Having depleted much of its available resources, Seeds of Service, Brick Township, is turning to the wider community with an online fundraiser to assist in bringing both necessities and Christmas gifts to the more than 1,100 families they serve.
Seeds of Service outreach makes urgent plea for donations to purchase food, Christmas gifts
The Seeds of Hope Fundraiser, launched in mid-November, can be found at www.seedsofservice.help/seeds-of-hope-fundraiser. And the survival of SOS’s myriad programs for families, students with special needs and seniors absolutely depends upon its success.
“We’re in a tough position – we’re down to the bare minimum,” program director Christie Winters said, explaining that the coronavirus pandemic has left the outreach scrambling for help. “We don’t even have one Christmas gift.”
SOS is a 501(c)(3) nonprofit, and its food donations ordinarily come from large drives run by parishes and Catholic schools, as well as area schools and corporations such as local media outlets and post offices, area grocery stores and the food bank that partners with them.
“We’ve never experienced this before: nobody did the food drive this year,” Winters said passionately. “Those drives usually carry us through the winter.”
Every food basket SOS donated for the first few weeks for Thanksgiving had to be purchased from its savings. Although Winters applied for Economic Development Administration funding through CARES, the monies granted are based on employees’ salaries. SOS only has seven employees. With COVID closures, the agency is facing a $160,000 shortfall.[[In-content Ad]]“How do you quantify missing 80 volunteers?” Winters asked. “We went from 26 programs that help the community to four or five. Our students with special needs used to be bused in to help us run the food pantry; now they can’t.”
A few of those programs have been creatively altered to function during the pandemic, Winters said. “We developed activity boxes for our special needs students that bus drivers now deliver to their homes, and they connect with us via Google Classroom,” she explained. “Several interns are still working with us through our work-preparedness programs. And our community garden is still growing our produce.”
Another offshoot of the coronavirus restrictions was the development of a text-message system for clients to contact SOS directly.
“Even though our outreach department is working from home, they can interact through text,” she said. “We were able to tackle the intakes through a website for families in need.”
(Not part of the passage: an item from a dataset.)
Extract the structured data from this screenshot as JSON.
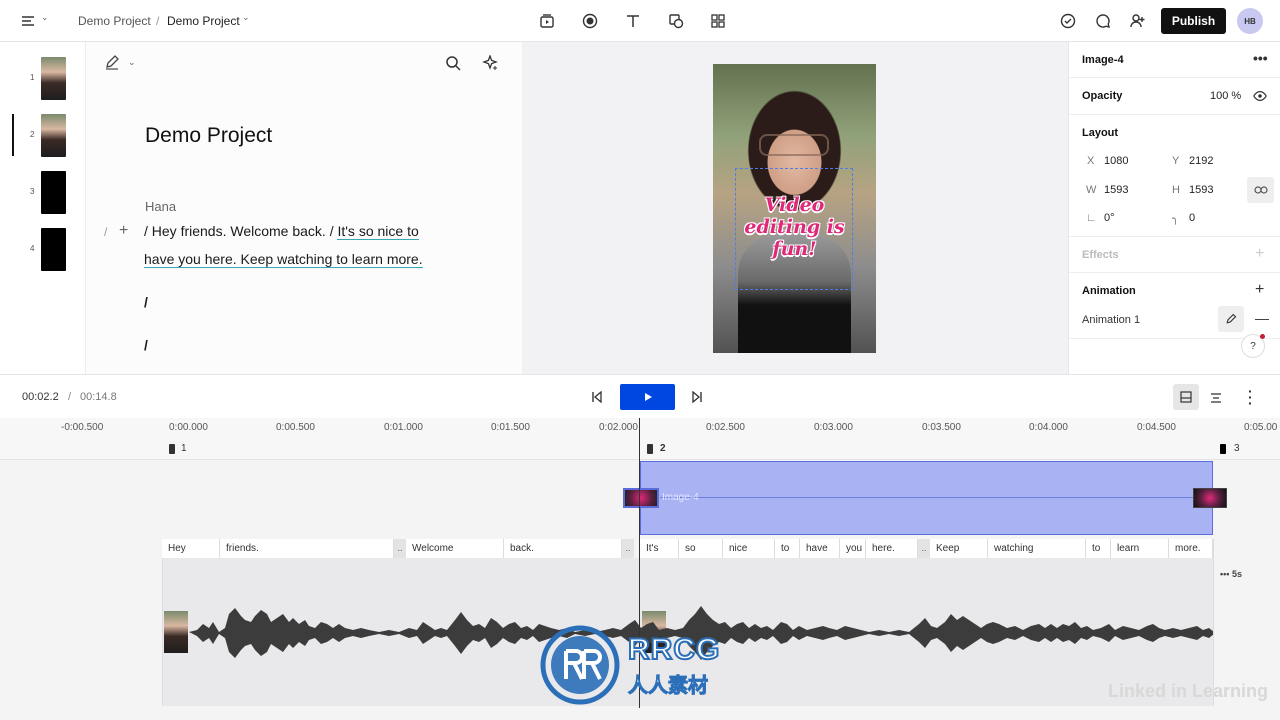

Some area businesses are also coming through. “Trader Joe’s gives us two pallets of food a day… and fresh bread comes from Bimbo Bakery,” Winters listed. “The local Rotary helps us – they have an account with Cream O Land, which helps us get orange juice, milk and butter.”
Students from Donovan Catholic, Toms River, helped package 800 bags of food for Thanksgiving, with food pallets delivered to the school from SOS’s truck, then returned with help from the high school’s forklift.
The shortages, however, continue at local food banks and at nearby grocery stores, where people are purchasing more food to prepare at home.
“Before COVID, we used to pick up from 16 different grocery stores. Now only three,” she said. “[The food] is just not there.”
But Winters is hopeful that the fundraiser will make all the difference. “If we can get everyone to donate $5-$10, we can get through this,” she said. “God will always provide.”